TO DO
Scan the listing below for the word "this" and copy every line that has it.
********
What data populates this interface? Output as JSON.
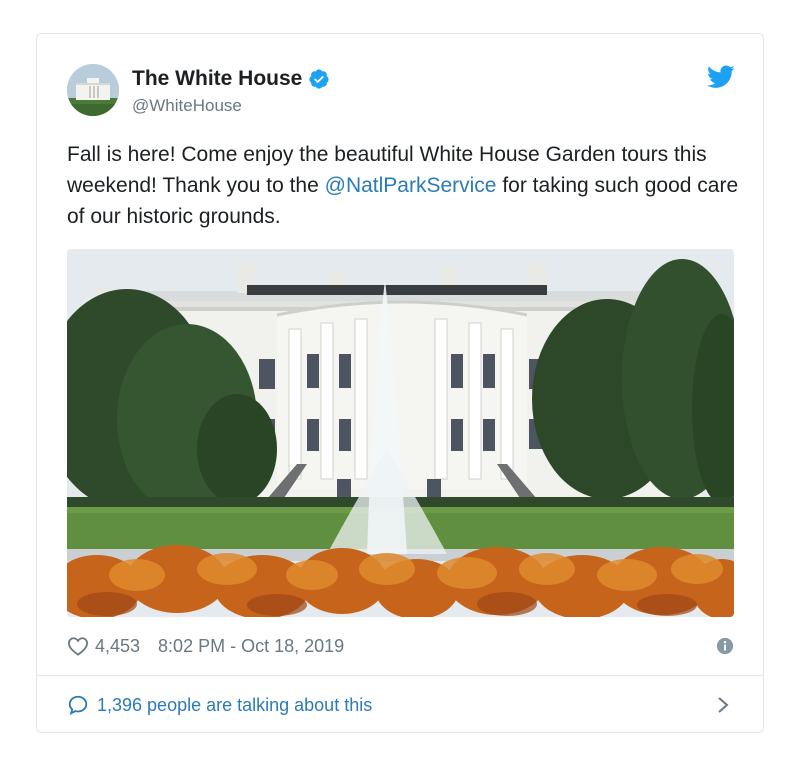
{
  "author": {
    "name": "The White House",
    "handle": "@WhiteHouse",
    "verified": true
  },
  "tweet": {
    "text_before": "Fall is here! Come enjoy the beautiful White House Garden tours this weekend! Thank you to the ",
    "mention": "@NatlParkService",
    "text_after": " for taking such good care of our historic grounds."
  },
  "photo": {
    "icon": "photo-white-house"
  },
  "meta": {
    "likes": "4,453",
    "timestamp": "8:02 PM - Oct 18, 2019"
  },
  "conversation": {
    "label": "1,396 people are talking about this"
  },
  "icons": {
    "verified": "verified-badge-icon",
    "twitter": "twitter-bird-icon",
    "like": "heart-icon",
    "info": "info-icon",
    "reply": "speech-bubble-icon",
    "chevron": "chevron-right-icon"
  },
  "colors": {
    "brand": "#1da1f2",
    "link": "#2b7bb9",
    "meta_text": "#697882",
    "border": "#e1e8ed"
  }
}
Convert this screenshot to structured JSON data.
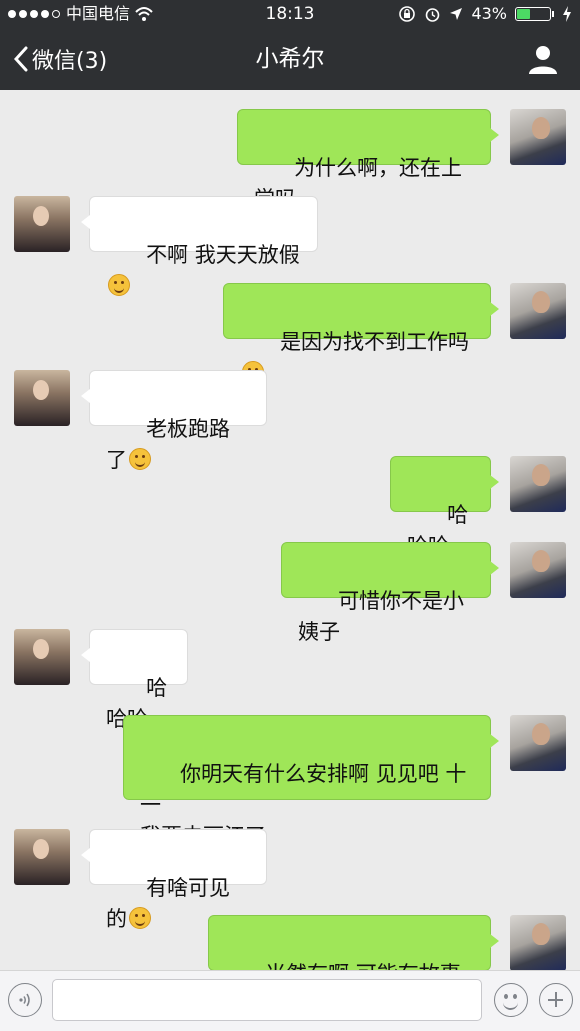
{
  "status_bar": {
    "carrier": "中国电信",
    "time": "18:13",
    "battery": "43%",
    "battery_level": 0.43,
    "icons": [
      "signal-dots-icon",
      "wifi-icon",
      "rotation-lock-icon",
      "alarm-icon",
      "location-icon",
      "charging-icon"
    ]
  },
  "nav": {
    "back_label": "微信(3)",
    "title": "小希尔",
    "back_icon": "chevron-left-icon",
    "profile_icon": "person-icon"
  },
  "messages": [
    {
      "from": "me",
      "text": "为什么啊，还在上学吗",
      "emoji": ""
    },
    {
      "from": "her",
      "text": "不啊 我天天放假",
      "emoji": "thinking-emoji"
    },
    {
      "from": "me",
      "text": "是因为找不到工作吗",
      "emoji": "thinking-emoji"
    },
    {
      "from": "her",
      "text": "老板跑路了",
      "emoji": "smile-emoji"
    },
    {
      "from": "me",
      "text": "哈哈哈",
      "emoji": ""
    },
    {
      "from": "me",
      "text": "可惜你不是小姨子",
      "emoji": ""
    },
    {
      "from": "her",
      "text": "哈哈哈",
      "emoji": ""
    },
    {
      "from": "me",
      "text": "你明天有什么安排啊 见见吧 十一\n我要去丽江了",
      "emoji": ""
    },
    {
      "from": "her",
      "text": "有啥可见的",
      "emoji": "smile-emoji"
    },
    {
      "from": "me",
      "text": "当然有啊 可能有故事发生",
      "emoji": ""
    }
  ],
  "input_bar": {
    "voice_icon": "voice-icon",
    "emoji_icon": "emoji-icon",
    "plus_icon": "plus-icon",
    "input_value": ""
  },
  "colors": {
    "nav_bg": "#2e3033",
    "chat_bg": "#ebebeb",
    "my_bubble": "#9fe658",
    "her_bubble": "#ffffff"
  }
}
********
ANSWER TO THE EXERCISE
What data populates this interface? Output as JSON.
    "text_before": "Fall is here! Come enjoy the beautiful White House Garden tours this weekend! Thank you to the ",
    "label": "1,396 people are talking about this"
Convert this screenshot to structured JSON data.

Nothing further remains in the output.